» **WHAT TO WORK ON**
Every line in the data below that includes "title" belongs in the answer, copied as it stands.

** Opening EXERCISE INPUTS block **

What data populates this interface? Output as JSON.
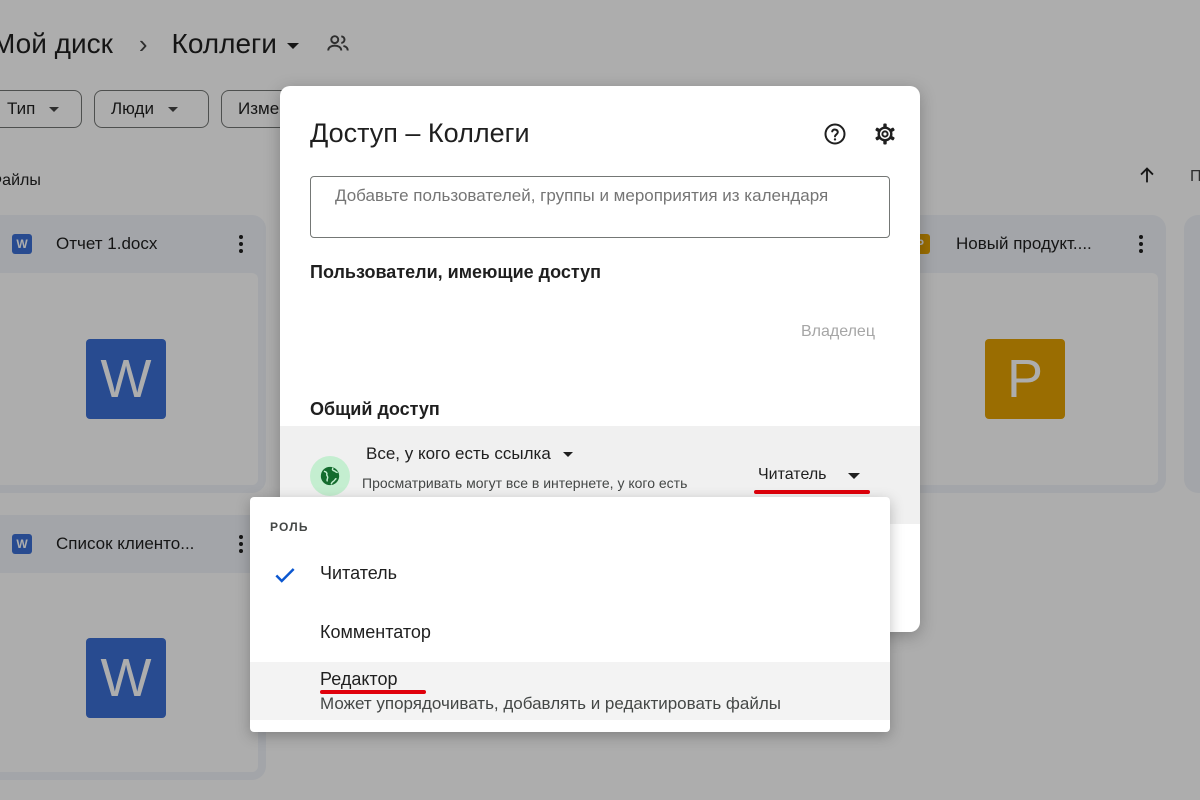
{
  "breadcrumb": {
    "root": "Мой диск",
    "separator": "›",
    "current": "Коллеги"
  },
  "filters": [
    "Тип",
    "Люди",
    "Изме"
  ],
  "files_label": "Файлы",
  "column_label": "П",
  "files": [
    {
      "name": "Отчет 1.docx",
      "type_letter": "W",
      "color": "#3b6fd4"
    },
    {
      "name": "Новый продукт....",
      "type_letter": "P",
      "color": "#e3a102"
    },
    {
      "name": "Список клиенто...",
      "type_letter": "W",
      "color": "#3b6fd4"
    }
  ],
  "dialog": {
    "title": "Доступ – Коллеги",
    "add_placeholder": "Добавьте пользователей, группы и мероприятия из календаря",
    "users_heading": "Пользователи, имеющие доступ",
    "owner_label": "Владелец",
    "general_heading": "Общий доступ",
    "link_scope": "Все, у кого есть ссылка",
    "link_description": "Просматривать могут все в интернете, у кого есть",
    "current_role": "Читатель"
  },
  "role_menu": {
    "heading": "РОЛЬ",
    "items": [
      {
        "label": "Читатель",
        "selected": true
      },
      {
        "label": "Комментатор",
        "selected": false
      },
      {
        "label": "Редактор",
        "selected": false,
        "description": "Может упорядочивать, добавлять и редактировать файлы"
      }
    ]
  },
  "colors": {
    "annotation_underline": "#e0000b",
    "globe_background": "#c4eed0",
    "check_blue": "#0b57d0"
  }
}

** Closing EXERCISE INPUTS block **
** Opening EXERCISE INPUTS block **

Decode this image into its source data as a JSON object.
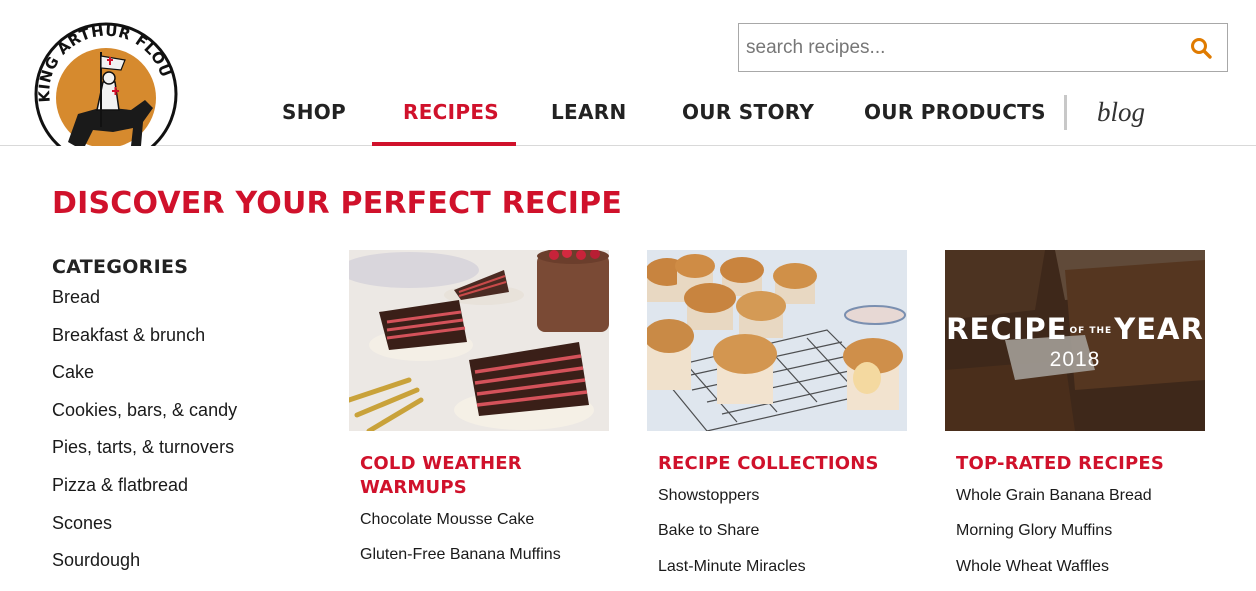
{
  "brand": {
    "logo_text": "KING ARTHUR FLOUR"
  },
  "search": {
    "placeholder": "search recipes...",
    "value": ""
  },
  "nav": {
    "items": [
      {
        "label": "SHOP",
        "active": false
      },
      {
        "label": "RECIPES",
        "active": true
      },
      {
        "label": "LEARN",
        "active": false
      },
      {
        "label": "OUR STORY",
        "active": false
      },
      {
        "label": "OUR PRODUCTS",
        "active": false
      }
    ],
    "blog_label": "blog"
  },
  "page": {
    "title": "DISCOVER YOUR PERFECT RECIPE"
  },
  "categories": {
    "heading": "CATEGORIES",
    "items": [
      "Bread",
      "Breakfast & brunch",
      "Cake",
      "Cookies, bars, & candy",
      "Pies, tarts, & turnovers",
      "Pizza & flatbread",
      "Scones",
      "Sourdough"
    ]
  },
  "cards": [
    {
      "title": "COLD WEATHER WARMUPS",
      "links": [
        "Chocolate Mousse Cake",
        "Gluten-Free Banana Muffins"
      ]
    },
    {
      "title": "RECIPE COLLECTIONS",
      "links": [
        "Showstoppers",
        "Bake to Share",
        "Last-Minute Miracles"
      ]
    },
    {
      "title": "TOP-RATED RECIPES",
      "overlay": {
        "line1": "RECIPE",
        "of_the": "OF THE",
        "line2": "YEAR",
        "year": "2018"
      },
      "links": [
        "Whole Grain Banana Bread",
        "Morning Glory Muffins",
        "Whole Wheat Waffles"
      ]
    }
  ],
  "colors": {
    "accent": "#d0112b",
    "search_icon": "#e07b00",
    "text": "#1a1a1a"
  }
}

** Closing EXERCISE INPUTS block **

» **ANSWER**
    "title": "Доступ – Коллеги",
    "title": "DISCOVER YOUR PERFECT RECIPE"
      "title": "COLD WEATHER WARMUPS",
      "title": "RECIPE COLLECTIONS",
      "title": "TOP-RATED RECIPES",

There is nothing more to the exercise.